It is interesting to observe that the dynamics of Kleopatra's three-body system and its moons turn out to be chaotic. I hope to soon publish an article on the problem of the three bodies to clarify this aspect.

Read ESO's press release
Marchis, F., Jorda, L., Vernazza, P., Brož, M., Hanuš, J., Ferrais, M., ... & Yang, B. (2021). (216) Kleopatra, a low density critically rotating M-type asteroid. Astronomy&Astrophysics, 653. doi:10.1051/0004-6361/202140874
Broz, M., Marchis, F., Jorda, L., Hanuš, J., Vernazza, P., Ferrais, M., ... & Yang, B. (2021). An advanced multipole model for (216) Kleopatra triple system. Astronomy&Astrophysics, 653. doi:10.1051/0004-6361/202140901
Descamps, P., Marchis, F., Berthier, J., Emery, J. P., Duchêne, G., De Pater, I., ... & Macomber, B. (2011). Triplicity and physical characteristics of Asteroid (216) Kleopatra. Icarus, 211(2), 1022-1033. doi:10.1016/j.icarus.2010.11.016

Professor Politzer and the Rho Mesons: Simple Harmonic Oscillator

I want to talk today about things that shake and I hope my words aren't too opaque. One degree of freedom moving to and fro just how it moves we'd like to know we can represent all kinds of things by a single mass between ideal springs. Each spring's connected to a wall so the outer ends don't move at all
Let the mass be $m$ spring constant $k$ but don't let friction get in the way use Newton's laws and what have we got $F$ equals $m$ psi double dot that is also minus escape psi times 2 so now we have a diff eq and we can write down the general solution for the simple harmonic time evolution
Let omega be root 2 $k$ over $m$ here's the answer won't repeat again size a cosine omega t plus a phase call it $b$ so it's all very simple and you can see for any initial psi and velocity we can find the constants $a$ and $b$ and the equations exact for all time $t$
Now look again at the diff eq. It's homogeneous and linear too so if you add two solutions together there sums a solution that's even better. We call it the principle of superposition. You can use it to fit the boundary condition in fact there is no contradiction if we use it in a system that does have friction

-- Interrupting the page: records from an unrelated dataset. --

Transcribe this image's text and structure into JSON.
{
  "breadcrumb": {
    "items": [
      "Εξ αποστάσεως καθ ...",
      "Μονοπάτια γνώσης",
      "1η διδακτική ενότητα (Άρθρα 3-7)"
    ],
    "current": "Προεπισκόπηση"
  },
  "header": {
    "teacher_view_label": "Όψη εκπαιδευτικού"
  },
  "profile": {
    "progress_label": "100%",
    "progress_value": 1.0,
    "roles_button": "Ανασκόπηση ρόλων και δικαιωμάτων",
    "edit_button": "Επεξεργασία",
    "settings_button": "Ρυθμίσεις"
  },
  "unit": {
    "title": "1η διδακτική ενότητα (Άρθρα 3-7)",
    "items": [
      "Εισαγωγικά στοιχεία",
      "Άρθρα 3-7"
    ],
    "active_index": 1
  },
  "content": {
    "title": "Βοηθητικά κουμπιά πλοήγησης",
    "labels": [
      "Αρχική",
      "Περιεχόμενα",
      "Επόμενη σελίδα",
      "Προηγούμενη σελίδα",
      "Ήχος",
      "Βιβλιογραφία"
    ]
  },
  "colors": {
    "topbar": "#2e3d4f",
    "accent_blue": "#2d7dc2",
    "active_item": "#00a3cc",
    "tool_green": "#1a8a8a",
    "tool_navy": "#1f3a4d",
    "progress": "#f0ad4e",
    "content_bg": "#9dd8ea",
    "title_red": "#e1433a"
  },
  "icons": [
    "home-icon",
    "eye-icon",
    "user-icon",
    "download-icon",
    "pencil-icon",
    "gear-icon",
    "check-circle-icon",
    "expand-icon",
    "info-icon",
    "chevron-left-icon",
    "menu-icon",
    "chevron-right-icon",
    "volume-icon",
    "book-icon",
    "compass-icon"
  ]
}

In a real system nothing's perfect of course we have to include the frictional force suppose it goes as the velocity right minus $m$ gamma d psi dt now if the damping is not too strong our old solution is close but wrong see it starts out with some amplitude $a$ but after a while it just dies away
The amplitude decays exponentially as you can see experimentally as $e$ to the minus half gamma $t$. Now it's almost right but you see the frequency is lower as we can compute omega is now given by the square root of the quantity $k$ over $m$ times two minus quarter gamma squared now we're through

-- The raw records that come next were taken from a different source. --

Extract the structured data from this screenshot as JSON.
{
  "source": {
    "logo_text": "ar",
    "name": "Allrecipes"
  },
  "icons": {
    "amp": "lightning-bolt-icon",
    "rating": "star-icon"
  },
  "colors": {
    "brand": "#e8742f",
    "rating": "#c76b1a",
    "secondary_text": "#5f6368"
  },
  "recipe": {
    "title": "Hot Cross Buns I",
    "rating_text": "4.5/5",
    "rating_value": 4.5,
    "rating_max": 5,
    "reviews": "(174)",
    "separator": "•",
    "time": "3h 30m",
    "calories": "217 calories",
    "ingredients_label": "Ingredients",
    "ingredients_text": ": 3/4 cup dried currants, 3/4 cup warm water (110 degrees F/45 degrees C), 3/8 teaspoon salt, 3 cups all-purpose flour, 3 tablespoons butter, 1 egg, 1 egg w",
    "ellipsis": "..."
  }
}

So now we have the complete solution for an oscillator's time evolution and when there's damping as everyone knows the amplitude decays and the frequency slows if we have two solutions no matter how chose you know we can always superpose and since you all find physics such fun to problems 12 18 and 21.

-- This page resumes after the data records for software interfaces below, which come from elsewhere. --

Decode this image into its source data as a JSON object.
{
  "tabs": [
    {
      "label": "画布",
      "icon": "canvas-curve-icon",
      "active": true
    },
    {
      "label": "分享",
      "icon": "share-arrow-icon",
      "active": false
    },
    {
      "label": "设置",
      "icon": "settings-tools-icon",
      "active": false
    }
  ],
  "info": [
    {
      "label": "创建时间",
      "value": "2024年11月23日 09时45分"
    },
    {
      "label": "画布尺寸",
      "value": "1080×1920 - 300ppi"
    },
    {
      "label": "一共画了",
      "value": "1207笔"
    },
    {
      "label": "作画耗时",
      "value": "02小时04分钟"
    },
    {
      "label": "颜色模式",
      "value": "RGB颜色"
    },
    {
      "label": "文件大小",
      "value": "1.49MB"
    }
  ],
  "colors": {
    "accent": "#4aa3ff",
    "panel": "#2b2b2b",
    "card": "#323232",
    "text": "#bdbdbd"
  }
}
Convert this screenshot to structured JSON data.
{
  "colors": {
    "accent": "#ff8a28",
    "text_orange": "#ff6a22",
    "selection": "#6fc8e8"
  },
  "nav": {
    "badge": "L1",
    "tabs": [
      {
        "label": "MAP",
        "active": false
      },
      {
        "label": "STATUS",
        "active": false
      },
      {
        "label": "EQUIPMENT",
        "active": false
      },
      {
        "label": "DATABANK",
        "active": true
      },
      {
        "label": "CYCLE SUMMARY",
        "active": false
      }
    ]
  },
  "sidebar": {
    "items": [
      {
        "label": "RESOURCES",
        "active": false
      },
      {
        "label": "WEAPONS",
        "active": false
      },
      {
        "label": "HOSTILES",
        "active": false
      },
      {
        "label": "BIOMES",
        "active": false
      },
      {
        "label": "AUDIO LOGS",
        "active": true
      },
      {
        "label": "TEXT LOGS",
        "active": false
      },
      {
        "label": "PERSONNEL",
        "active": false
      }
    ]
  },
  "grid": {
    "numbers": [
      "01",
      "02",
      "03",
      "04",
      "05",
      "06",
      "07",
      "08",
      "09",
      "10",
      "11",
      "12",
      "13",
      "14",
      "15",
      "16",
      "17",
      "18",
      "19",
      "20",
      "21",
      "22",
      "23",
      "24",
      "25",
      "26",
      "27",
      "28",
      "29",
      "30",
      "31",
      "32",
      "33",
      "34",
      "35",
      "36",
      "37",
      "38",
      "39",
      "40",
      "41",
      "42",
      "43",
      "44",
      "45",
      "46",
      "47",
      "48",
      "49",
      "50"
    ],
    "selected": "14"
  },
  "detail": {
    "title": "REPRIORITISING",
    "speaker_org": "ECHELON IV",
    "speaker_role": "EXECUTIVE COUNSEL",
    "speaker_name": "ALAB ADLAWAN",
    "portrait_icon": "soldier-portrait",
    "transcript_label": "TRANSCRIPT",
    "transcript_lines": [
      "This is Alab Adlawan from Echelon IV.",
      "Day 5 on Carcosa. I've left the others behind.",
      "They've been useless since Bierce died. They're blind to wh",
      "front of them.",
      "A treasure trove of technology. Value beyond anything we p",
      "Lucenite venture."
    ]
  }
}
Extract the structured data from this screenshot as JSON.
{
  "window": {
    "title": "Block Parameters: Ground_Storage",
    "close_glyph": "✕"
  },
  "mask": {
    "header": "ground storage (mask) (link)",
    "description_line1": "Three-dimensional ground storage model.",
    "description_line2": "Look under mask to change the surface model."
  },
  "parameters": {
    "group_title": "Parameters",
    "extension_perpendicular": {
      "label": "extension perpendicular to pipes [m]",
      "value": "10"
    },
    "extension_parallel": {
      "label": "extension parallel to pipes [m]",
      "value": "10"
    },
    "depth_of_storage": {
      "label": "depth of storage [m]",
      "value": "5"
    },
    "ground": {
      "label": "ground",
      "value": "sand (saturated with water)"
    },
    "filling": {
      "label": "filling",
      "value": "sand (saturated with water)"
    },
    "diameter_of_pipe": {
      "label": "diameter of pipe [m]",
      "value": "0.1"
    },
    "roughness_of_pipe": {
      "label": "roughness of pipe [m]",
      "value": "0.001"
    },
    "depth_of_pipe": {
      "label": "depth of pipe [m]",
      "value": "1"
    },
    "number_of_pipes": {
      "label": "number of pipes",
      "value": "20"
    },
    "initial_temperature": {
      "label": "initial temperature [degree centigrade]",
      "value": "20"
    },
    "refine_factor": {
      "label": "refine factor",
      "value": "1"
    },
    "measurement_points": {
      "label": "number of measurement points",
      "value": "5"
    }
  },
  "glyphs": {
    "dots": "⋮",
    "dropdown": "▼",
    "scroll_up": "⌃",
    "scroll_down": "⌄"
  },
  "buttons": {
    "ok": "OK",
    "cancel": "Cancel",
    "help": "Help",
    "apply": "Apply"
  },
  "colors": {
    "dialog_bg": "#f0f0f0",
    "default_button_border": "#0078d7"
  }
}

Class dismissed
In the video I use the notation used on (audio source)